VikingUpdate.com has the Minnesota Vikings taking Florida wide receiver Percy Harvin with the No. 22 pick in its mock draft. That could change with new information coming out of the NFL Scouting Combine.
According to what a league source told Scout.com's Chris Steuber, Harvin has a fracture in his ankle and at least one team is concerned that it might not fully heal, with the source saying that the fracture is in a place where it's tough for the bone to recover because of the weight it endures.
Harvin has a history of injuries. According to an article in the Richmond (Va.) Times Dispatch, he was slowed by a foot injury early in the 2008 season, missed "considerable time" in 2006 because of an ankle injury, sat out two games in 2007 because of migraine headaches and has dealt with hip pointers, tendinitis in his Achilles' tendon and tendinitis in his knees.
Despite all that, the receiver and return man is an electrifying player.
"If there's a better player in the country … he's one of the top two, top three as far as skill level," Florida coach Urban Meyer was quoted as saying in November story in the Times Dispatch. "I think everybody knows how I feel about him. I've done this a long time, and I've seen him do stuff that I've never seen anybody else do. I think he'll go down as one of the great players in Florida football history, and deservedly so."
Despite the reported injury, Harvin ran the 40-yard dash in 4.41 seconds at the NFL Scouting Combine.
A SAGE MOVE?
Viking Update has confirmed that a deal to bring quarterback Sage Rosenfels to Minnesota is expected to happen when free agency opens on Feb. 27. Terms of the trade aren't certain, but the Houston Chronicle reported the Vikings are expected to send a fourth-round pick to the Houston Texans.
Sports Radio 610 in Houston reported that the Vikings offered a three-year, $9 million dollar extension to Rosenfels, but terms of their offer haven't been confirmed yet.
GORDON GETS INCENTIVES
Cornerback Charles Gordon and the Vikings worked out what is probably a win-win contract. Gordon will have a chance to compete for the nickel back role if he can get back to full health by the regular season, but the Vikings don't have to guarantee that contract as they would if they would have tendered him as a restricted free agent.
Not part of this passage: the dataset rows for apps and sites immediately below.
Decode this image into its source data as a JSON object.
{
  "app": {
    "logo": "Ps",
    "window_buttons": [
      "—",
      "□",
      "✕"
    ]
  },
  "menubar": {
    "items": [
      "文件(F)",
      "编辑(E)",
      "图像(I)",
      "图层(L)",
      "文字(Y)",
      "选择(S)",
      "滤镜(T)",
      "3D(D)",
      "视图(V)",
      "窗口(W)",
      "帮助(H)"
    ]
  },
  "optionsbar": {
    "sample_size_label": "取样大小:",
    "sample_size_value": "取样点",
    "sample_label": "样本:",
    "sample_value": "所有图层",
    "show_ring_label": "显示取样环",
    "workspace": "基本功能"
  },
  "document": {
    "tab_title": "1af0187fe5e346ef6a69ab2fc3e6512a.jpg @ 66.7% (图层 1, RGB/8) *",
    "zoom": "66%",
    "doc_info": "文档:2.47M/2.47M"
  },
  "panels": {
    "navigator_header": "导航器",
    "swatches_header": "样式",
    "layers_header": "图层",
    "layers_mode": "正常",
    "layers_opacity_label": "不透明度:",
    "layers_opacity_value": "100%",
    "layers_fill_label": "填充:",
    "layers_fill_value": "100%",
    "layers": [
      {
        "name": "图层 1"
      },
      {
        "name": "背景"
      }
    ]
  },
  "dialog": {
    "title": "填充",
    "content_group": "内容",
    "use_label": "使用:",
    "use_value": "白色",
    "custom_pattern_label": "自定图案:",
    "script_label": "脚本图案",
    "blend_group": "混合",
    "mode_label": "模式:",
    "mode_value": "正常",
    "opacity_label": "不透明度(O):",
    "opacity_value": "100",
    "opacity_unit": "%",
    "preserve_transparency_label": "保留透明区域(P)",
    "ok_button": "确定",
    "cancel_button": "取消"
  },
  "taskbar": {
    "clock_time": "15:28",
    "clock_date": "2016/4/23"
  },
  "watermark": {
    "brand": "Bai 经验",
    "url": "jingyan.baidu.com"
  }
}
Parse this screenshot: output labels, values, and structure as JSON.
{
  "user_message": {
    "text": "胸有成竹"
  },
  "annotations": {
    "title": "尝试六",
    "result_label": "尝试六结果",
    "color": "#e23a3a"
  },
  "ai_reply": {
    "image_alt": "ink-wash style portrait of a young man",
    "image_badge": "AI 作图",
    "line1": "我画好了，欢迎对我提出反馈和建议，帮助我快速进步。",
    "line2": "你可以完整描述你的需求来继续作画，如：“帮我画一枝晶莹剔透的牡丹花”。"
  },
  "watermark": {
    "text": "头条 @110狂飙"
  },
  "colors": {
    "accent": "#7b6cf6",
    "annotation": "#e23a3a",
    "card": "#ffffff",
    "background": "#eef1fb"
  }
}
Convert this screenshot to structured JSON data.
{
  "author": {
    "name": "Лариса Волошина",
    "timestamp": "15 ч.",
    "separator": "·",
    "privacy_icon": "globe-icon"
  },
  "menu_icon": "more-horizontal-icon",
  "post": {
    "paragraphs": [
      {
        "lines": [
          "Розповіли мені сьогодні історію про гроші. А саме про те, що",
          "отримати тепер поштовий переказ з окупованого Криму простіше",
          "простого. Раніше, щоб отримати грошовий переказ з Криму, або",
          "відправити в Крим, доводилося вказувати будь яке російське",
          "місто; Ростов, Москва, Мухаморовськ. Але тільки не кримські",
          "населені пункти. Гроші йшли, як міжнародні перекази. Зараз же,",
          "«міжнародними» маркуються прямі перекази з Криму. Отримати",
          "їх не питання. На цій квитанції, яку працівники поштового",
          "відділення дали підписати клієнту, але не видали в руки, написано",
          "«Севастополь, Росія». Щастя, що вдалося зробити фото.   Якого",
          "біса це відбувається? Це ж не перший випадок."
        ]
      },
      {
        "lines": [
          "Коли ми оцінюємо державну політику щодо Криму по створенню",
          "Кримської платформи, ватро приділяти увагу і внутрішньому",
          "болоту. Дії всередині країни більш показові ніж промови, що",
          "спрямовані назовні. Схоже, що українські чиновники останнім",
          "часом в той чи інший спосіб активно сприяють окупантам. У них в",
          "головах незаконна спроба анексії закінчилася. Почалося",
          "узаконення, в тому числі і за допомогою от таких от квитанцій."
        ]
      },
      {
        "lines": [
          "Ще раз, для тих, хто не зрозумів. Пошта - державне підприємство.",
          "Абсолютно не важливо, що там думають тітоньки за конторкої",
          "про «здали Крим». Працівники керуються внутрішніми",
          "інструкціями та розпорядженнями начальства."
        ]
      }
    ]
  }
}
As a restricted free agent, the Vikings could have placed a tender on him that, in the case of the lowest tender, would have guaranteed him $1.545 million for 2009. If any other team would have signed him to an offer sheet that the Vikings declined to match, they could have received a second-round draft pick. (Higher tenders of $2.198 million yield a first-round pick and the highest tender of $2.792 million would require first- and third-round picks for any team signing a player to an offer sheet that the original team declined to match).
In Gordon's case, the Vikings likely didn't want to guarantee a one-year contract with the cornerback coming off a gruesome ankle injury. On Gordon's side, other teams may have taken a wait-and-see approach with his recovery from that injury, so keeping him with a familiar team and getting him under contract now was probably wise.
So, in this case, the one-year contract with incentives that could reach that low tender offer seems like a good compromise for a player recovering from injury.
OTHERS STILL WAITING